Rigging looks like an easy operation that requires no particular skill or experience. But if you have an idea that just anybody can do it, you are wrong. Too many workers have lost fingers or hands or have suffered more serious injuries because they though, “Anybody can do that”. Remember:


  1. Name one member of the crew to act as the signal person, and instruct the equipment operator to recognize signals from that person only. The signal person must be careful not to order a move until he/she has received the “all ready” signal from each member of the crew.
  2. Each rigger must be sure they are in the clear before he/she gives an “all ready” to the signal person. When you have positioned the sling or choker you are using, release it if possible, before you give the “all ready” signal.
  3. If you must hold it in position, be sure your hand is clear of pinch points. In fact, your hand should be far enough away so there is no possibility of a frayed wire catching your glove and jerking your hand into a pinch point.
  4. Watch out for the roll or swing of the load. Since it is almost impossible to position the hook exactly over the load center, there will almost always be a swing or roll. Anticipate the direction of the swing or roll and work away from it.
  5. Never place yourself between material, equipment or other stationary objects and the load. Also, stay away from stacked material that may be knocked over by a swinging load.
  6. Never stand under the load and keep from under the boom as much as possible. Chances are that nothing will break, but something might.
  7. Look over the place where the load is to be set. Remove unnecessary blocks or other objects that might fly up if struck by the load.


When lowering or setting the load, be sure your feet and all other parts of your body are out from under.
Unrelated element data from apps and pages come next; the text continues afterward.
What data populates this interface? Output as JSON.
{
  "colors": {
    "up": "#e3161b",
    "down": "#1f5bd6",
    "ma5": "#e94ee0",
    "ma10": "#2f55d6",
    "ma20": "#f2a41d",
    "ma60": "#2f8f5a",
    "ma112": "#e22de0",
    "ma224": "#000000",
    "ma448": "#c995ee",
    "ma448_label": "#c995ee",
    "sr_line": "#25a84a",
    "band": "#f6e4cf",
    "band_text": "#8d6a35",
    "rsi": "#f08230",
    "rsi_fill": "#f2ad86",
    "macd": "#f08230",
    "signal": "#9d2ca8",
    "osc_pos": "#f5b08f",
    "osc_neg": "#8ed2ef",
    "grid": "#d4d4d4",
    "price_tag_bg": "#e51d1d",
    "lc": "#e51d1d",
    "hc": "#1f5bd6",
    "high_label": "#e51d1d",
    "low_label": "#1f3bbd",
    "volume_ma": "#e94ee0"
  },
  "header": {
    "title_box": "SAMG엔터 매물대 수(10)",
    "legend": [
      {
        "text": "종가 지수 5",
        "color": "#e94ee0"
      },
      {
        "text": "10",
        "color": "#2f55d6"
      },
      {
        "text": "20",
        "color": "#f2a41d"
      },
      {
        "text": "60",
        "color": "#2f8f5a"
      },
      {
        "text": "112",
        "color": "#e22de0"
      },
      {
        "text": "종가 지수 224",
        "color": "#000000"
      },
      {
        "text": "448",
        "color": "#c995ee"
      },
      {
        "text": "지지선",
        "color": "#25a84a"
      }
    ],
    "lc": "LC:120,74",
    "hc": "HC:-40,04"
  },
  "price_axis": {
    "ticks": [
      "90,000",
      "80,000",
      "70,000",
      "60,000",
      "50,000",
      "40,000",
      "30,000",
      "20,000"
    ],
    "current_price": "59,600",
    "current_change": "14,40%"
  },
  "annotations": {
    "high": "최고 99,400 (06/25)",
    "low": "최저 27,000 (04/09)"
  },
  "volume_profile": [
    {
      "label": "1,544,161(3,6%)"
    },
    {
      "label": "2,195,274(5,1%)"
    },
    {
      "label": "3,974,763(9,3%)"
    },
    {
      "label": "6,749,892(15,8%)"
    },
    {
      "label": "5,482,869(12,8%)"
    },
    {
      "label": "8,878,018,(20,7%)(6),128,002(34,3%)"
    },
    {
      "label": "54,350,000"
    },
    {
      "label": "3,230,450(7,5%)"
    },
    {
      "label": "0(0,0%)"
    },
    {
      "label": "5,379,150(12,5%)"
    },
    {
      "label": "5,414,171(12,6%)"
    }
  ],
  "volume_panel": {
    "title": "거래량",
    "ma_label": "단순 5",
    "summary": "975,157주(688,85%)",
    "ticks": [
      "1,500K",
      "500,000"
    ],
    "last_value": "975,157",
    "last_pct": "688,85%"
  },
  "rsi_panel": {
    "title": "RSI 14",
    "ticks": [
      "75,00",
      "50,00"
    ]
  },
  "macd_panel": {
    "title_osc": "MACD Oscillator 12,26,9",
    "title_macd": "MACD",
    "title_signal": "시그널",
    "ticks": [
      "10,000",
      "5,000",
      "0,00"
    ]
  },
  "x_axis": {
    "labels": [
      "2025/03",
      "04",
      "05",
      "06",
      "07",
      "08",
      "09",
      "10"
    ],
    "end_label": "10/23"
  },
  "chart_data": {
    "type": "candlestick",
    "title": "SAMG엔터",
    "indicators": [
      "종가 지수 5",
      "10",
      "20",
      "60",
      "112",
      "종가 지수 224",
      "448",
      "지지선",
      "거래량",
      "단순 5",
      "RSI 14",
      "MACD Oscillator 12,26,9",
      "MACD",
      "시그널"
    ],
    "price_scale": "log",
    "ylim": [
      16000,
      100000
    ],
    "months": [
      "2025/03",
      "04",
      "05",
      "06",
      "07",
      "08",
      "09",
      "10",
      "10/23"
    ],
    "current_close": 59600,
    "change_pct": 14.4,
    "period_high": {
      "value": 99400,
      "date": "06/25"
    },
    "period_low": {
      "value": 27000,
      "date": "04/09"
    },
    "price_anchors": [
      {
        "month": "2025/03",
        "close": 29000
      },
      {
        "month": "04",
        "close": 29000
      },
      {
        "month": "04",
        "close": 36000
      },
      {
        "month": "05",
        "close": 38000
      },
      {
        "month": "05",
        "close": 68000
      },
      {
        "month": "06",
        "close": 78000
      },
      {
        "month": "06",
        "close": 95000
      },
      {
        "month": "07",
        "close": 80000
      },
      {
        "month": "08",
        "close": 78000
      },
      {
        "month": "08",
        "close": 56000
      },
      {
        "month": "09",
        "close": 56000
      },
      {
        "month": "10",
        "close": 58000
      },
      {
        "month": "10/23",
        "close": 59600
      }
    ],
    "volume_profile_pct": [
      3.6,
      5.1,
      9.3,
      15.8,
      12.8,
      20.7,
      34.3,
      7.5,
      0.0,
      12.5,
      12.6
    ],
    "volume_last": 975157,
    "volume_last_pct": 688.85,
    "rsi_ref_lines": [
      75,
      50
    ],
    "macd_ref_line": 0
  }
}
Set the load down easily and slowly so that if it rolls on the blocking, it will be a slow shift that you can get away from.